JACKSONVILLE, Fla. -- Things got a little chippy during the Jacksonville Jaguars’ first practice in pads on Sunday.
There were three separate scuffles, including one involving a pair of newly-acquired players, during the two-plus hour practice, which coach Gus Bradley said was a good indication of the team’s intensity level just three days into training camp.
"When you love each other, there are going to be some battles, right?" Bradley joked. "I guess that’s the way to look at it. But that’s good. There’s intensity. You see Zane Beadles got a little fired up and Red [Bryant] got a little fired up. We’ve got intensity and those guys bring even more to it so that’s good.

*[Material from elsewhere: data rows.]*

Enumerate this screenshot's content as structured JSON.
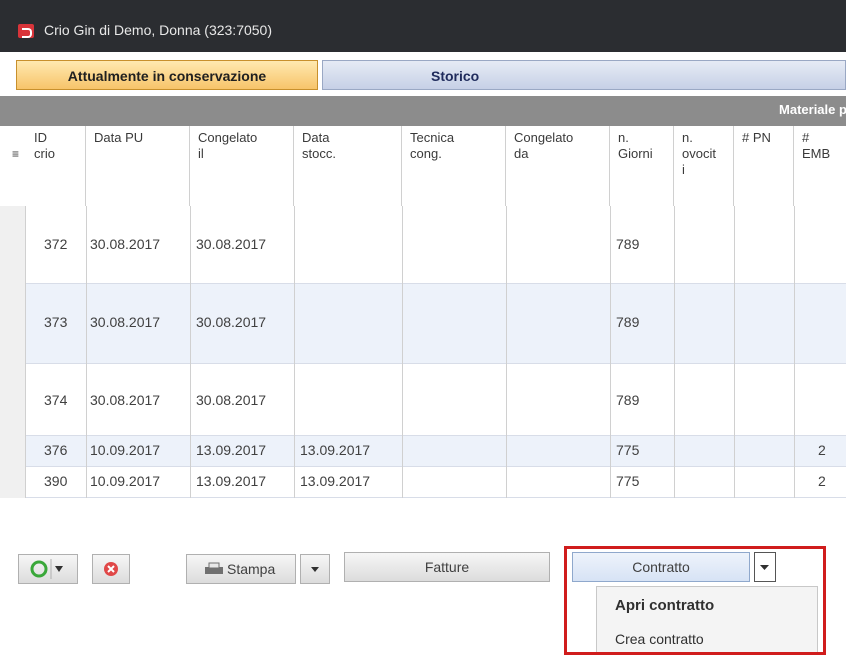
{
  "window": {
    "title": "Crio Gin di Demo, Donna (323:7050)"
  },
  "tabs": [
    {
      "label": "Attualmente in conservazione",
      "active": true
    },
    {
      "label": "Storico",
      "active": false
    }
  ],
  "section_header": "Materiale pr",
  "table": {
    "columns": [
      "ID\ncrio",
      "Data PU",
      "Congelato\nil",
      "Data\nstocc.",
      "Tecnica\ncong.",
      "Congelato\nda",
      "n.\nGiorni",
      "n.\novocit\ni",
      "# PN",
      "#\nEMB"
    ],
    "sort_glyph": "≡",
    "rows": [
      {
        "id": "372",
        "data_pu": "30.08.2017",
        "congelato_il": "30.08.2017",
        "data_stocc": "",
        "tecnica": "",
        "congelato_da": "",
        "giorni": "789",
        "ovociti": "",
        "pn": "",
        "emb": ""
      },
      {
        "id": "373",
        "data_pu": "30.08.2017",
        "congelato_il": "30.08.2017",
        "data_stocc": "",
        "tecnica": "",
        "congelato_da": "",
        "giorni": "789",
        "ovociti": "",
        "pn": "",
        "emb": ""
      },
      {
        "id": "374",
        "data_pu": "30.08.2017",
        "congelato_il": "30.08.2017",
        "data_stocc": "",
        "tecnica": "",
        "congelato_da": "",
        "giorni": "789",
        "ovociti": "",
        "pn": "",
        "emb": ""
      },
      {
        "id": "376",
        "data_pu": "10.09.2017",
        "congelato_il": "13.09.2017",
        "data_stocc": "13.09.2017",
        "tecnica": "",
        "congelato_da": "",
        "giorni": "775",
        "ovociti": "",
        "pn": "",
        "emb": "2"
      },
      {
        "id": "390",
        "data_pu": "10.09.2017",
        "congelato_il": "13.09.2017",
        "data_stocc": "13.09.2017",
        "tecnica": "",
        "congelato_da": "",
        "giorni": "775",
        "ovociti": "",
        "pn": "",
        "emb": "2"
      }
    ],
    "current_row_marker": "▸"
  },
  "toolbar": {
    "stampa_label": "Stampa",
    "fatture_label": "Fatture",
    "contratto_label": "Contratto"
  },
  "contratto_menu": [
    "Apri contratto",
    "Crea contratto"
  ],
  "colors": {
    "highlight_red": "#d01c1c",
    "tab_active": "#f7c46a",
    "tab_inactive": "#c6d0e6",
    "title_bar": "#2b2d31"
  },
  "icons": [
    "app-icon",
    "refresh-icon",
    "delete-icon",
    "printer-icon",
    "chevron-down-icon"
  ]
}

"We don’t want to get anybody getting hurt. Control it and keep our poise. It’s a physical game, and there are going to be times where those things will occur."
The scuffle between Beadles and Bryant, both of whom signed as free agents in March, was the second of the day. It came during one-on-one pass block/pass rush drills and ended with Bryant’s helmet ripped off and the two on the ground.

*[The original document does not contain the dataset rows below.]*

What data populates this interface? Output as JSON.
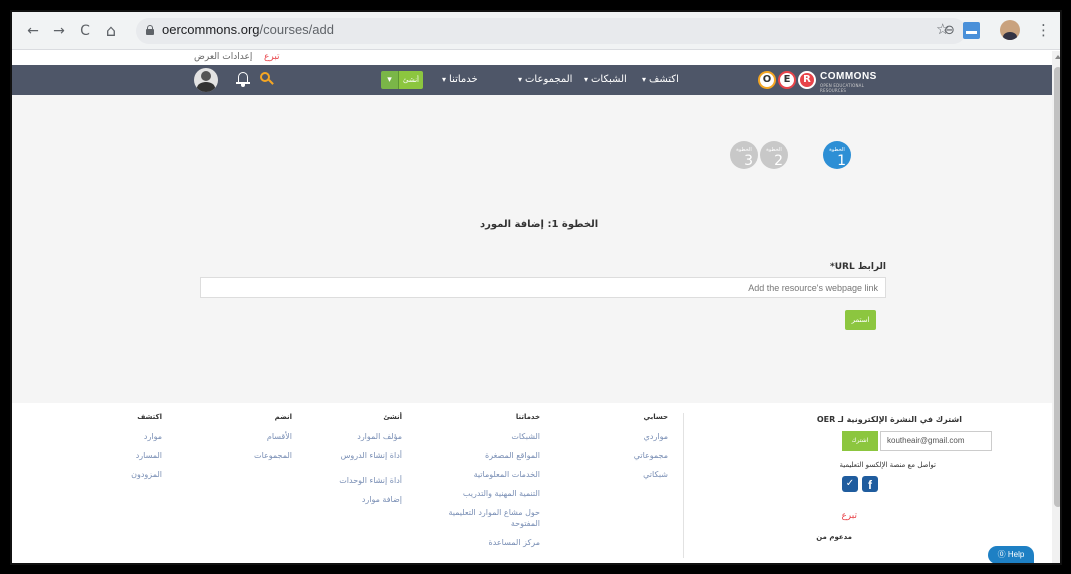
{
  "browser": {
    "url_domain": "oercommons.org",
    "url_path": "/courses/add",
    "back": "←",
    "forward": "→",
    "reload": "C",
    "home": "⌂",
    "menu": "⋮",
    "star": "☆",
    "zoom": "⊖"
  },
  "util_bar": {
    "display_settings": "إعدادات العرض",
    "donate": "تبرع"
  },
  "nav": {
    "share_label": "أنشئ",
    "caret": "▾",
    "items": [
      "خدماتنا",
      "المجموعات",
      "الشبكات",
      "اكتشف"
    ],
    "logo_letters": [
      "O",
      "E",
      "R"
    ],
    "logo_word": "COMMONS",
    "logo_sub": "OPEN EDUCATIONAL RESOURCES"
  },
  "steps": {
    "step_word": "الخطوة",
    "numbers": [
      "1",
      "2",
      "3"
    ]
  },
  "form": {
    "step_title": "الخطوة 1:  إضافة المورد",
    "url_label": "الرابط URL*",
    "url_placeholder": "Add the resource's webpage link",
    "next_label": "استمر"
  },
  "footer": {
    "columns": [
      {
        "head": "حسابي",
        "links": [
          "مواردي",
          "مجموعاتي",
          "شبكاتي"
        ]
      },
      {
        "head": "خدماتنا",
        "links": [
          "الشبكات",
          "المواقع المصغرة",
          "الخدمات المعلوماتية",
          "التنمية المهنية والتدريب",
          "حول مشاع الموارد التعليمية المفتوحة",
          "مركز المساعدة"
        ]
      },
      {
        "head": "أنشئ",
        "links": [
          "مؤلف الموارد",
          "أداة إنشاء الدروس",
          "أداة إنشاء الوحدات",
          "إضافة موارد"
        ]
      },
      {
        "head": "انضم",
        "links": [
          "الأقسام",
          "المجموعات"
        ]
      },
      {
        "head": "اكتشف",
        "links": [
          "موارد",
          "المسارد",
          "المزودون"
        ]
      }
    ],
    "subscribe_heading": "اشترك في النشرة الإلكترونية لـ OER",
    "email_value": "koutheair@gmail.com",
    "join_label": "اشترك",
    "connect_text": "تواصل مع منصة الإلكسو التعليمية",
    "donate": "تبرع",
    "supported_by": "مدعوم من",
    "help": "⓪ Help"
  }
}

"Ain’t no big deal about that," defensive tackle Sen’Derrick Marks said. "They know you don’t piss big Red off. You make big Red mad, that’s what happens. That’s exactly what happened out there today. They made him mad."
Tight end Clay Harbor got his helmet ripped off by defensive end Tyson Alualu during a scuffle in 11-on-11. It started after Harbor caught a short pass from Blake Bortles. There is no tackling, but defensive players try to rip the ball out at the end of each play and Harbor took exception to the way Alualu tried to do that. The two were eventually separated by Bradley and tight ends coach Ron Middleton.

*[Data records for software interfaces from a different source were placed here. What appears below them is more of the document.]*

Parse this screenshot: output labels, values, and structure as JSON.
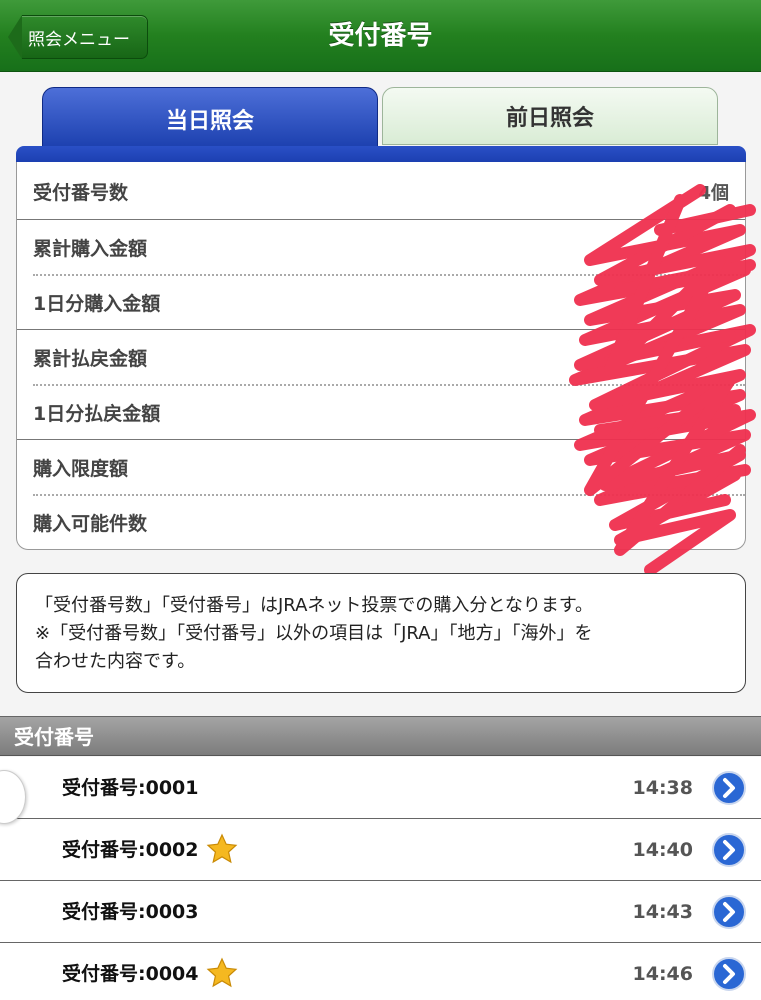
{
  "header": {
    "back_label": "照会メニュー",
    "title": "受付番号"
  },
  "tabs": [
    {
      "label": "当日照会",
      "active": true
    },
    {
      "label": "前日照会",
      "active": false
    }
  ],
  "summary": {
    "rows": [
      {
        "label": "受付番号数",
        "value": "4個"
      },
      {
        "label": "累計購入金額",
        "value": ""
      },
      {
        "label": "1日分購入金額",
        "value": ""
      },
      {
        "label": "累計払戻金額",
        "value": ""
      },
      {
        "label": "1日分払戻金額",
        "value": ""
      },
      {
        "label": "購入限度額",
        "value": ""
      },
      {
        "label": "購入可能件数",
        "value": ""
      }
    ]
  },
  "note": {
    "line1": "「受付番号数」「受付番号」はJRAネット投票での購入分となります。",
    "line2": "※「受付番号数」「受付番号」以外の項目は「JRA」「地方」「海外」を",
    "line3": "合わせた内容です。"
  },
  "section": {
    "title": "受付番号"
  },
  "receipts": [
    {
      "label": "受付番号:0001",
      "time": "14:38",
      "starred": false
    },
    {
      "label": "受付番号:0002",
      "time": "14:40",
      "starred": true
    },
    {
      "label": "受付番号:0003",
      "time": "14:43",
      "starred": false
    },
    {
      "label": "受付番号:0004",
      "time": "14:46",
      "starred": true
    }
  ],
  "colors": {
    "header_green": "#23801f",
    "tab_blue": "#1b3fae",
    "scribble_red": "#f0304f",
    "chevron_blue": "#2a67d4",
    "star_gold": "#f5b820"
  },
  "icons": {
    "back": "back-arrow-icon",
    "star": "star-icon",
    "chevron": "chevron-right-icon"
  }
}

"Just part of football when you go out there and compete," Alualu said. "Everything stays on the field. It’s no big deal. Nothing personal."
Alualu and Marks said the scuffles were a byproduct of the players being in shoulder pads for the first time since camp began on Friday. The players won’t be in full pads until Wednesday.
"That’s definitely part of it," Alualu said. "Excited to put the pads on [and get] back to playing physical football. When you’re doing that type of thing sometimes those things [scuffles] happen."